_Exercise instructions:_ Across the entries that follow, work out the number of lines containing the string "Nikola", and state it alone.

_Dataset extract:_
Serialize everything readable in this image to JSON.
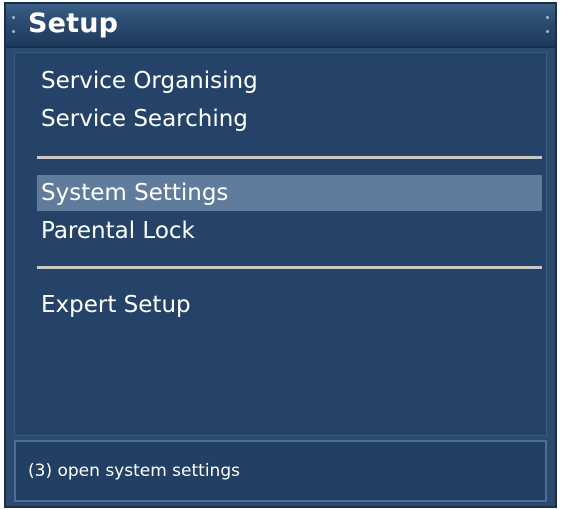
{
  "window": {
    "title": "Setup"
  },
  "menu": {
    "items": [
      {
        "label": "Service Organising",
        "selected": false
      },
      {
        "label": "Service Searching",
        "selected": false
      },
      {
        "label": "System Settings",
        "selected": true
      },
      {
        "label": "Parental Lock",
        "selected": false
      },
      {
        "label": "Expert Setup",
        "selected": false
      }
    ]
  },
  "status": {
    "text": "(3) open system settings"
  },
  "colors": {
    "background": "#2b4a6e",
    "selection": "#5f7c9c",
    "divider": "#c8c9c4",
    "text": "#ffffff"
  }
}
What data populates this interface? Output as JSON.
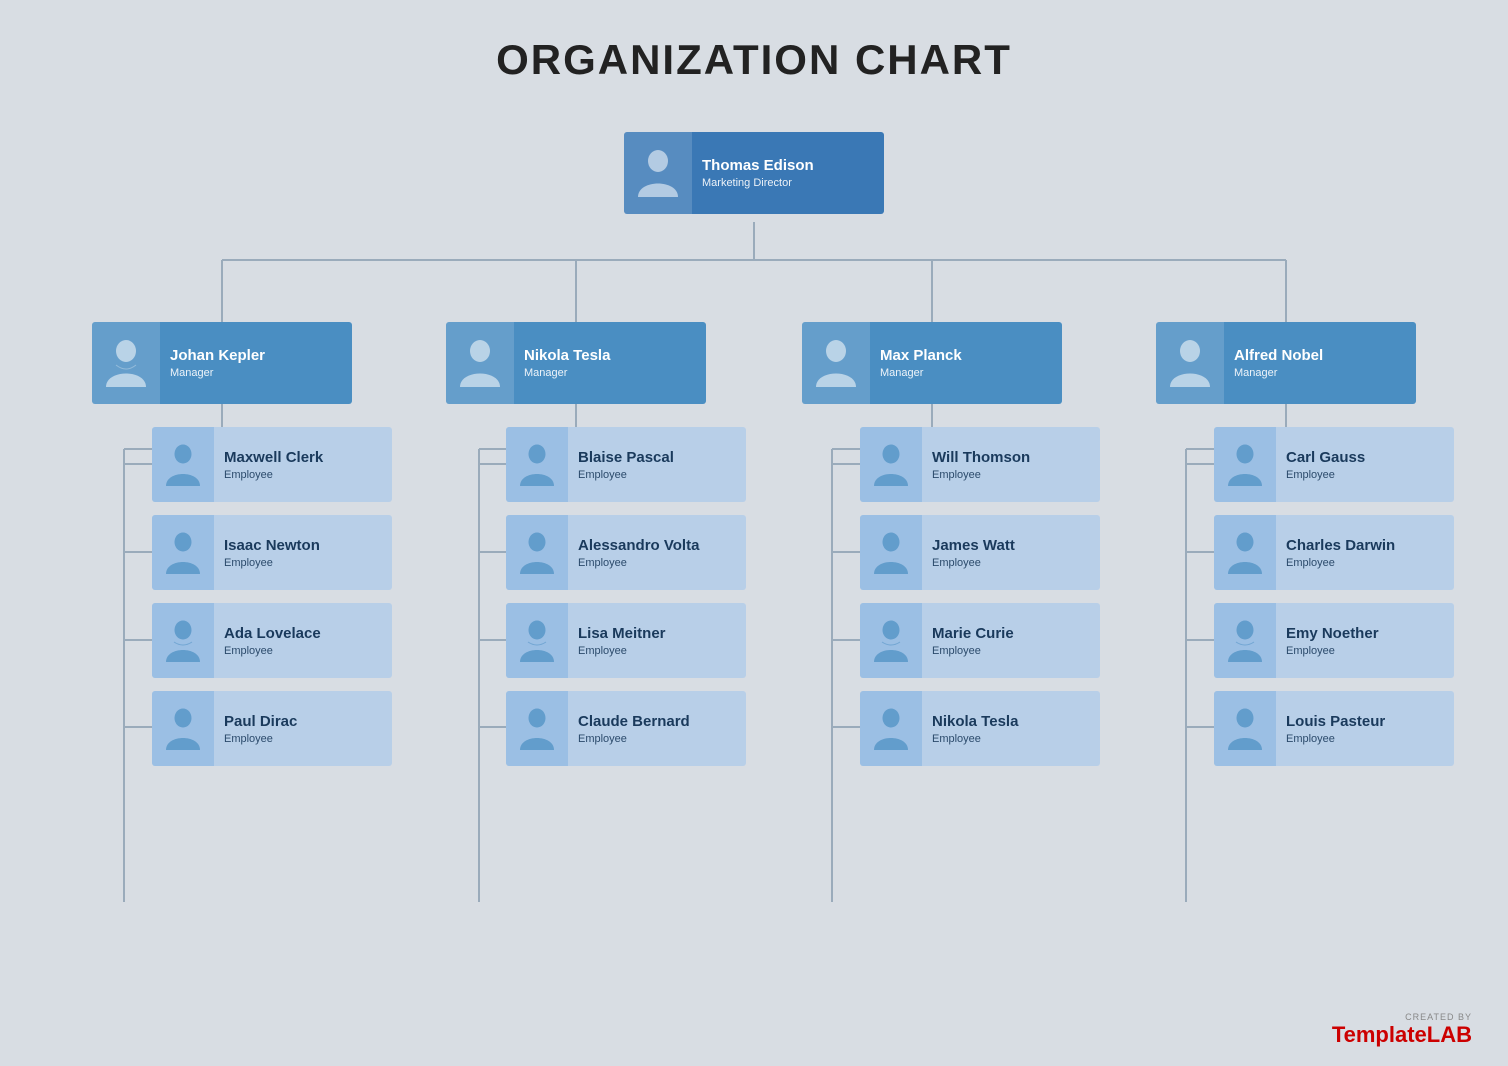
{
  "title": "ORGANIZATION CHART",
  "director": {
    "name": "Thomas Edison",
    "role": "Marketing Director",
    "avatar_type": "male"
  },
  "managers": [
    {
      "name": "Johan Kepler",
      "role": "Manager",
      "avatar_type": "female"
    },
    {
      "name": "Nikola Tesla",
      "role": "Manager",
      "avatar_type": "male"
    },
    {
      "name": "Max Planck",
      "role": "Manager",
      "avatar_type": "male"
    },
    {
      "name": "Alfred Nobel",
      "role": "Manager",
      "avatar_type": "male"
    }
  ],
  "employees": [
    [
      {
        "name": "Maxwell Clerk",
        "role": "Employee",
        "avatar_type": "male"
      },
      {
        "name": "Isaac Newton",
        "role": "Employee",
        "avatar_type": "male"
      },
      {
        "name": "Ada Lovelace",
        "role": "Employee",
        "avatar_type": "female"
      },
      {
        "name": "Paul Dirac",
        "role": "Employee",
        "avatar_type": "male"
      }
    ],
    [
      {
        "name": "Blaise Pascal",
        "role": "Employee",
        "avatar_type": "male"
      },
      {
        "name": "Alessandro Volta",
        "role": "Employee",
        "avatar_type": "male"
      },
      {
        "name": "Lisa Meitner",
        "role": "Employee",
        "avatar_type": "female"
      },
      {
        "name": "Claude Bernard",
        "role": "Employee",
        "avatar_type": "male"
      }
    ],
    [
      {
        "name": "Will Thomson",
        "role": "Employee",
        "avatar_type": "male"
      },
      {
        "name": "James Watt",
        "role": "Employee",
        "avatar_type": "male"
      },
      {
        "name": "Marie Curie",
        "role": "Employee",
        "avatar_type": "female"
      },
      {
        "name": "Nikola Tesla",
        "role": "Employee",
        "avatar_type": "male"
      }
    ],
    [
      {
        "name": "Carl Gauss",
        "role": "Employee",
        "avatar_type": "male"
      },
      {
        "name": "Charles Darwin",
        "role": "Employee",
        "avatar_type": "male"
      },
      {
        "name": "Emy Noether",
        "role": "Employee",
        "avatar_type": "female"
      },
      {
        "name": "Louis Pasteur",
        "role": "Employee",
        "avatar_type": "male"
      }
    ]
  ],
  "watermark": {
    "created_by": "CREATED BY",
    "brand_plain": "Template",
    "brand_colored": "LAB"
  },
  "colors": {
    "director_bg": "#3a78b5",
    "manager_bg": "#4a8ec2",
    "employee_bg": "#b8cfe8",
    "line_color": "#9aabbb",
    "bg": "#d8dde3"
  }
}
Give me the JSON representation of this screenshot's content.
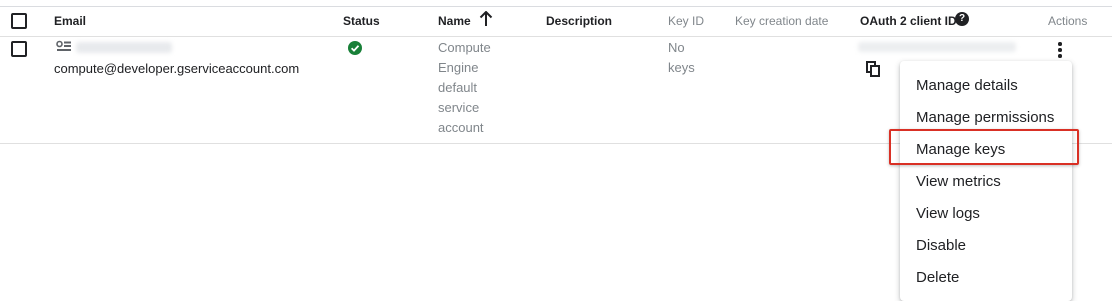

_Response to this exercise:_ 2